If you become involved in a fiery New Jersey car crash, it could result in your receiving catastrophic burns from which you may never fully recover.
As the American Burn Association explains, the problem with fiery car crashes is that you likely will receive four different types of burns as follows:
- Thermal burns when your body touches the fire’s flames or one of the exceedingly hot surfaces inside your vehicle
- Scald burns when your body touches one of your vehicle’s exceedingly hot liquids such as spilled coffee or gasoline
- Chemical burns when your body touches one of your vehicle’s caustic fluids such as steering fluid, antifreeze, transmission fluid, etc.

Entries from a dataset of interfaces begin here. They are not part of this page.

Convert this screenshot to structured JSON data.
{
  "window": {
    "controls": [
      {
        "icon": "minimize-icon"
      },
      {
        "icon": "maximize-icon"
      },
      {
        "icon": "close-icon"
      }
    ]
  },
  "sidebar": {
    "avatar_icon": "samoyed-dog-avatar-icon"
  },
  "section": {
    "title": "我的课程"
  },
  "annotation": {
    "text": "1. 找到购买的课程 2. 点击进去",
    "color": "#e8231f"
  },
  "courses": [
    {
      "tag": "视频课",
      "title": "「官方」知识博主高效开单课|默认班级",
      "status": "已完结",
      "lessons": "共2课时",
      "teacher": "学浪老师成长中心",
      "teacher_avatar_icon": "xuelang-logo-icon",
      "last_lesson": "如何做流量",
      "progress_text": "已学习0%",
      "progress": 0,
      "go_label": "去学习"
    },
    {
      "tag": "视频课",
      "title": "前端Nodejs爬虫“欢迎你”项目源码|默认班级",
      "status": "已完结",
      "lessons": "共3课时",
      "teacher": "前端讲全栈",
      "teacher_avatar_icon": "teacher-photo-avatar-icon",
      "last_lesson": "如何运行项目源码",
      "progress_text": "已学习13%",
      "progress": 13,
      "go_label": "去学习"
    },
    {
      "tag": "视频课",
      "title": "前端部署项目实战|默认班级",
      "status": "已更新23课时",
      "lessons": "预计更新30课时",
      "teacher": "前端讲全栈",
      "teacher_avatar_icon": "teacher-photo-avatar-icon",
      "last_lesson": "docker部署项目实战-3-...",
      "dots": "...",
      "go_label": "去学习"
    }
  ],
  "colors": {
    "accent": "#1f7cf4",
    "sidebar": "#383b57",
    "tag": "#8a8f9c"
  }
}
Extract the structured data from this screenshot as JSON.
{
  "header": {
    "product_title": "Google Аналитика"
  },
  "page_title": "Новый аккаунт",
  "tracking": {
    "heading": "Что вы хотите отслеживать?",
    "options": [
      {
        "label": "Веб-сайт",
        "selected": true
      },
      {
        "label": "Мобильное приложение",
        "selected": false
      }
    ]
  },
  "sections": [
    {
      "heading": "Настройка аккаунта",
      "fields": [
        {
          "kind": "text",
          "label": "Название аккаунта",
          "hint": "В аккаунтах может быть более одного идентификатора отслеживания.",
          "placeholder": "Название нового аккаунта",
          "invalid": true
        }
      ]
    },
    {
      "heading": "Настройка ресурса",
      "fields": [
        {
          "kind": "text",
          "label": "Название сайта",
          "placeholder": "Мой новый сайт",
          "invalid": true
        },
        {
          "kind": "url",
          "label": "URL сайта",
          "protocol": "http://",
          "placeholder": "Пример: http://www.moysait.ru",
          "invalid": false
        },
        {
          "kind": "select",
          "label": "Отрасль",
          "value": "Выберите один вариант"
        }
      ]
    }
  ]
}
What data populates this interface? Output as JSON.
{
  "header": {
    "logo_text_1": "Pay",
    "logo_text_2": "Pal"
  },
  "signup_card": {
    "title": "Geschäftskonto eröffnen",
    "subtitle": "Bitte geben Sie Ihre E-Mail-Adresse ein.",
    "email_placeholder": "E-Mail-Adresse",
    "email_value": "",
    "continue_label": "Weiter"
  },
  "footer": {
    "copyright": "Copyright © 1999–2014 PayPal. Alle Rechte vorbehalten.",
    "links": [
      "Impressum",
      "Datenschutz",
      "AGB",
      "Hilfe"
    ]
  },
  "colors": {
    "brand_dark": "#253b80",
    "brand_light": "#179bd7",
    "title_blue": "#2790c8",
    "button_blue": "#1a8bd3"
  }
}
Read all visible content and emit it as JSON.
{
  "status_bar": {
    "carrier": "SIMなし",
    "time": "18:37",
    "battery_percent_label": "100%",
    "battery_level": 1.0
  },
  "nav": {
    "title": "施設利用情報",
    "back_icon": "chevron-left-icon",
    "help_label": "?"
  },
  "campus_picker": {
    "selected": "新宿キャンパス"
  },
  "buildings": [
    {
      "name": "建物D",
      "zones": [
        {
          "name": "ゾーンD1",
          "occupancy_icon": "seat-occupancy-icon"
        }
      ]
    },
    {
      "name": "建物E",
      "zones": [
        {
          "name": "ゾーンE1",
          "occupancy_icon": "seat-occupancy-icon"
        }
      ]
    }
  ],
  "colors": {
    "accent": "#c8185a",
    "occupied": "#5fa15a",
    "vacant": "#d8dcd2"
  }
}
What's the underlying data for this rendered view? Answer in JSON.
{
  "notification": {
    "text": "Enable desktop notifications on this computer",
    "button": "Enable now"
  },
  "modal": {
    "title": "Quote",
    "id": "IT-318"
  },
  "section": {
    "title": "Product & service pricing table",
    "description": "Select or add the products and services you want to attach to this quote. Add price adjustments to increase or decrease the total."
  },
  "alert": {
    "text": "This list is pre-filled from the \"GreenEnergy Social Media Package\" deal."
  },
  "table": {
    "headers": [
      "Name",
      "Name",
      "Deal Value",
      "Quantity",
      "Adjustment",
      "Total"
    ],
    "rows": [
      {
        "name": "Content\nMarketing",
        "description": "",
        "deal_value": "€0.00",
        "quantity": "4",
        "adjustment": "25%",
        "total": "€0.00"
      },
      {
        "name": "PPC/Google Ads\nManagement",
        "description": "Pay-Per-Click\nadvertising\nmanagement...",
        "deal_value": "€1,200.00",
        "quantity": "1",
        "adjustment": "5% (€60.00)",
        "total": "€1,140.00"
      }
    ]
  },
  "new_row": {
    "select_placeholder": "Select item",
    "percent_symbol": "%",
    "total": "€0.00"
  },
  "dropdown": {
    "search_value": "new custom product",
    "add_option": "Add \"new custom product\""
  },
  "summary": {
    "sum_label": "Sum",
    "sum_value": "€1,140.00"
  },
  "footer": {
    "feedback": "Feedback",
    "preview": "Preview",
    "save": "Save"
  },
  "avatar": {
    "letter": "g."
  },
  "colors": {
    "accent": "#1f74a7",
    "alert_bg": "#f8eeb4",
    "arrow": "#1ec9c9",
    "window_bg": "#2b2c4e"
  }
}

- Electrical burns when your body touches one of your vehicle’s live wires or comes into contact with a downed power line
In addition to four distinct types of burns, you also risk receiving the following four different degrees of burns:
- Minor first-degree burns that scorch only your skin
- Deeper second-degree burns that may strip your skin off, but do not go any deeper
- Catastrophic third-degree burns that not only burn off your skin, but also invade its underneath tissues, including your nerves, muscles, tendons, etc.
- Life-threatening fourth-degree burns that go deep enough to damage your bones
Unfortunately, most fiery car crashes result in highly damaging third- or fourth-degree burns. Not only will you likely spend a lengthy period of time in a hospital burn unit, you will also likely have to undergo extremely painful debridements and other therapies. In addition, virtually all third- and fourth-degree burns require several surgeries and skin grafts so as to reduce the amount of disfiguring scarring that burns virtually always produce.
This is general educational information and not intended to provide legal advice.